Among the records that follow, how many lines contain the word "flag"? Give the number and no other words.

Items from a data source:
────────────────────
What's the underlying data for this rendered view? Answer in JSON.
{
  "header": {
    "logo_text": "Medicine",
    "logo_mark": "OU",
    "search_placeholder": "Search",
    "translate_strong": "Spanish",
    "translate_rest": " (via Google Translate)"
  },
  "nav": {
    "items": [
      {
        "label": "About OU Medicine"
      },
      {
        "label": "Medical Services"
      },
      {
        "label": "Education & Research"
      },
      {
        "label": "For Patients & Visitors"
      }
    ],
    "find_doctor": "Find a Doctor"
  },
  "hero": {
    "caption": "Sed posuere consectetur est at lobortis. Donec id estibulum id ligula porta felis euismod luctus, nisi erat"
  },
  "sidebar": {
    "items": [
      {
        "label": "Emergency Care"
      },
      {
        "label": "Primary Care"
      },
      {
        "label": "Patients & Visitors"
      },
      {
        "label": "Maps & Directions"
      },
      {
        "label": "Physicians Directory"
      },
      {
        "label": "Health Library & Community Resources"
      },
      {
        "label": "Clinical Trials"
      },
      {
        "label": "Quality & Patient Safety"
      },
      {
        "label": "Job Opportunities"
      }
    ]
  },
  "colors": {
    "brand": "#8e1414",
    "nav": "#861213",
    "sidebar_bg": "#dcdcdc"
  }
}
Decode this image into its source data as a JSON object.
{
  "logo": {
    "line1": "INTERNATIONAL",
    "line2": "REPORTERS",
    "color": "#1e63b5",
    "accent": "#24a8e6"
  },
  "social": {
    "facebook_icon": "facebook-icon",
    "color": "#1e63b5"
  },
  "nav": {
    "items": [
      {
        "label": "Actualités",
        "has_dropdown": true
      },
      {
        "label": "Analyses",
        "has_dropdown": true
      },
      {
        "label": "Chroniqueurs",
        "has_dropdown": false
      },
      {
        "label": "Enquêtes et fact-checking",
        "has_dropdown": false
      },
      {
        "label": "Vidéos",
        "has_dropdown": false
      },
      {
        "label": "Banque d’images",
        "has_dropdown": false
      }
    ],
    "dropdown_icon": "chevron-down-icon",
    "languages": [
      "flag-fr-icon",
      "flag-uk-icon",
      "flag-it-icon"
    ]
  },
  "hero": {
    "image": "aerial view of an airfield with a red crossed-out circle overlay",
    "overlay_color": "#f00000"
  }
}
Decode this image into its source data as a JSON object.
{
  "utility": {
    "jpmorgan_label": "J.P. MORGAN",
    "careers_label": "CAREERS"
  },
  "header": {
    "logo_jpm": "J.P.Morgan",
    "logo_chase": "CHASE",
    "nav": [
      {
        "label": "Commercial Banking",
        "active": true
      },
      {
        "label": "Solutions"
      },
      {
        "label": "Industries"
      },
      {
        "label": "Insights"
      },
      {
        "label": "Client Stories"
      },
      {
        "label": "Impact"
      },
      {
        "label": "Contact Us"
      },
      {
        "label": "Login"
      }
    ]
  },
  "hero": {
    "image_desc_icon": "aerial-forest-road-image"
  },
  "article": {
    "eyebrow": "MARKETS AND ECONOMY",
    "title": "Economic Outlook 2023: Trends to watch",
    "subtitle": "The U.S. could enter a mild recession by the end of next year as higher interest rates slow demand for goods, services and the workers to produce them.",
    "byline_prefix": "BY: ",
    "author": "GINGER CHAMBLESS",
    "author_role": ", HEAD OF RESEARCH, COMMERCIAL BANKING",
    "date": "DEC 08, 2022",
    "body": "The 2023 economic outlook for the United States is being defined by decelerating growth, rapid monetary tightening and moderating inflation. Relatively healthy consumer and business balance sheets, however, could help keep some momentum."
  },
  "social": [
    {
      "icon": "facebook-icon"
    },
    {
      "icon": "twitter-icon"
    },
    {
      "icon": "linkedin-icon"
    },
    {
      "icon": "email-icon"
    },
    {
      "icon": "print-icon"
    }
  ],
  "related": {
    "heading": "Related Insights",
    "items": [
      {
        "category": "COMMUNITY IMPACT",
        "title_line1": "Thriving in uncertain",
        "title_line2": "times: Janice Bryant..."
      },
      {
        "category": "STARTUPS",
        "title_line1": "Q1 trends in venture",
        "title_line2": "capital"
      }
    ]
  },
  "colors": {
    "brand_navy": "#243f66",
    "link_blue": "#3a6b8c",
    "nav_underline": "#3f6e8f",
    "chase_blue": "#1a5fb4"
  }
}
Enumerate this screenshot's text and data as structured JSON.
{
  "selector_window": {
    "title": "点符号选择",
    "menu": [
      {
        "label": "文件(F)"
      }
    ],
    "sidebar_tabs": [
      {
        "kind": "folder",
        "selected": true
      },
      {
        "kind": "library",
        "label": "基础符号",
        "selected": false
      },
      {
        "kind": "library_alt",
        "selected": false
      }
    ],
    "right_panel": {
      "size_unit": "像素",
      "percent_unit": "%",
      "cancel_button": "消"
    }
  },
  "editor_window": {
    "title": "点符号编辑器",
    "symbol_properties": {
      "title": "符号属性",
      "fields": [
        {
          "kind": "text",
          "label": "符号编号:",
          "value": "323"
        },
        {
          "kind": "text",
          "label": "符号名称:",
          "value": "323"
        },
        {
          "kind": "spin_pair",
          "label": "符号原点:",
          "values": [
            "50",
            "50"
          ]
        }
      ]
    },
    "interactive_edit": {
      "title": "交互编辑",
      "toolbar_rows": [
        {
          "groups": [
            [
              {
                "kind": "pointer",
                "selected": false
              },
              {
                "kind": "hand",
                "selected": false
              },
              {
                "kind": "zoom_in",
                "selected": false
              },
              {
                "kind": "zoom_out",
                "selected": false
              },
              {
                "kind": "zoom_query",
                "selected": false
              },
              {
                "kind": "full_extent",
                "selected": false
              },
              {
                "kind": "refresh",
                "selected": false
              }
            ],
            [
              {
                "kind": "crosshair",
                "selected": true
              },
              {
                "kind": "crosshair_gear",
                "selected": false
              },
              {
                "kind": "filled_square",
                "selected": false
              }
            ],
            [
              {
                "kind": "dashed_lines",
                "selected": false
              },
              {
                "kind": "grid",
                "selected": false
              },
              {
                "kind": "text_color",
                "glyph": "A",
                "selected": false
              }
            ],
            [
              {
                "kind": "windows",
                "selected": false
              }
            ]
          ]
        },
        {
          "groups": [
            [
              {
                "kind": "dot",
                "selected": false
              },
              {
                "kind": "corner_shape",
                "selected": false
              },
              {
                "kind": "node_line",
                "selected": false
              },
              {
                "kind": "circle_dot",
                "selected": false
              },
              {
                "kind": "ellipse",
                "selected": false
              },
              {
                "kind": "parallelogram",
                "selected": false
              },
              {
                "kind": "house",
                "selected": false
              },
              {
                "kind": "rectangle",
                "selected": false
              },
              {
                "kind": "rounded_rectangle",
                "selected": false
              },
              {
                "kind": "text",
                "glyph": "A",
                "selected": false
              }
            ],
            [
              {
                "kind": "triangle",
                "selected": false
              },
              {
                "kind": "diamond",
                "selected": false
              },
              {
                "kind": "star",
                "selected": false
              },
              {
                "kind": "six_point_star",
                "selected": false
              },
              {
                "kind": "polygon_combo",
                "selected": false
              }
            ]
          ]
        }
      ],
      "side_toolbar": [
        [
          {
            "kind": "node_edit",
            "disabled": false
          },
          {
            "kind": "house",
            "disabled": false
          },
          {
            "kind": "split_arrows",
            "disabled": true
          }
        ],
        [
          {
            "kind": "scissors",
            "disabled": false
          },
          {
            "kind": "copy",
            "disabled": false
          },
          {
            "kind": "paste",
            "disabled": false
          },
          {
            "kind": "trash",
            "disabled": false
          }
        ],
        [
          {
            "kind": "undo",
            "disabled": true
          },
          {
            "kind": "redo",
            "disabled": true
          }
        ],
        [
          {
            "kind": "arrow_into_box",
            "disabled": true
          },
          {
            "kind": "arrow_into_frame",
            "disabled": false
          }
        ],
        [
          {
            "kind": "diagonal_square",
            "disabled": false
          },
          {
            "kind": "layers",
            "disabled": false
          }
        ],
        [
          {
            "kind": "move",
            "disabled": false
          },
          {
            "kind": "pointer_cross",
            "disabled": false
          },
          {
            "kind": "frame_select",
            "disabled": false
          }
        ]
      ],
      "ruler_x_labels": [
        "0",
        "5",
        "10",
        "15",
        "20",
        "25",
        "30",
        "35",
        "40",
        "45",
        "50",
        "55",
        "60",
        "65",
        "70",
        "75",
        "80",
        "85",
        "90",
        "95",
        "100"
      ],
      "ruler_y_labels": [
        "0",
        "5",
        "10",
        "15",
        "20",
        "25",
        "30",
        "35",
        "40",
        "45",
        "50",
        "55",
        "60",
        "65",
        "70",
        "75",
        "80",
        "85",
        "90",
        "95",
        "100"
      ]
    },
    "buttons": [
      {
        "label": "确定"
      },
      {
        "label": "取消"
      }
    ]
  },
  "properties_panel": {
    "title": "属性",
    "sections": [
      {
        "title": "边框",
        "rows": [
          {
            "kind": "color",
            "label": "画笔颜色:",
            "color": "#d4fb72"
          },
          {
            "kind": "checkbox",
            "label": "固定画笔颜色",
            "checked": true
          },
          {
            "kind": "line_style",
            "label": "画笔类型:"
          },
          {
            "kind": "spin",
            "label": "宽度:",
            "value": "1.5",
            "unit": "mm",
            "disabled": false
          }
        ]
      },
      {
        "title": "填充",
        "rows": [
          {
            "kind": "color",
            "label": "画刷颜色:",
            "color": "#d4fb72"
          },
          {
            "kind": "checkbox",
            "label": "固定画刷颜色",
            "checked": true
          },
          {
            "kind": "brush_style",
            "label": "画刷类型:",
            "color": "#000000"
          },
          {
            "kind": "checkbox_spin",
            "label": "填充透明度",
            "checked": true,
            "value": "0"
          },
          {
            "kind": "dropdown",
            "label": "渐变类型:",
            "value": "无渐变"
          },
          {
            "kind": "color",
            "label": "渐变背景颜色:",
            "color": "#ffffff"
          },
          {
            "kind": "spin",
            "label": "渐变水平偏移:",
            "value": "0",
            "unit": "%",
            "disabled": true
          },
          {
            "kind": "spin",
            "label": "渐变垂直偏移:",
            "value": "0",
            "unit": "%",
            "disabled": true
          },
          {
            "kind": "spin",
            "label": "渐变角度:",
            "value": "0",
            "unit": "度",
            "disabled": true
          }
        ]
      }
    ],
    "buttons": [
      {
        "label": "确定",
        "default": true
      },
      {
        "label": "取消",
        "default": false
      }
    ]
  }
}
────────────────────
§ RESULT BELOW
3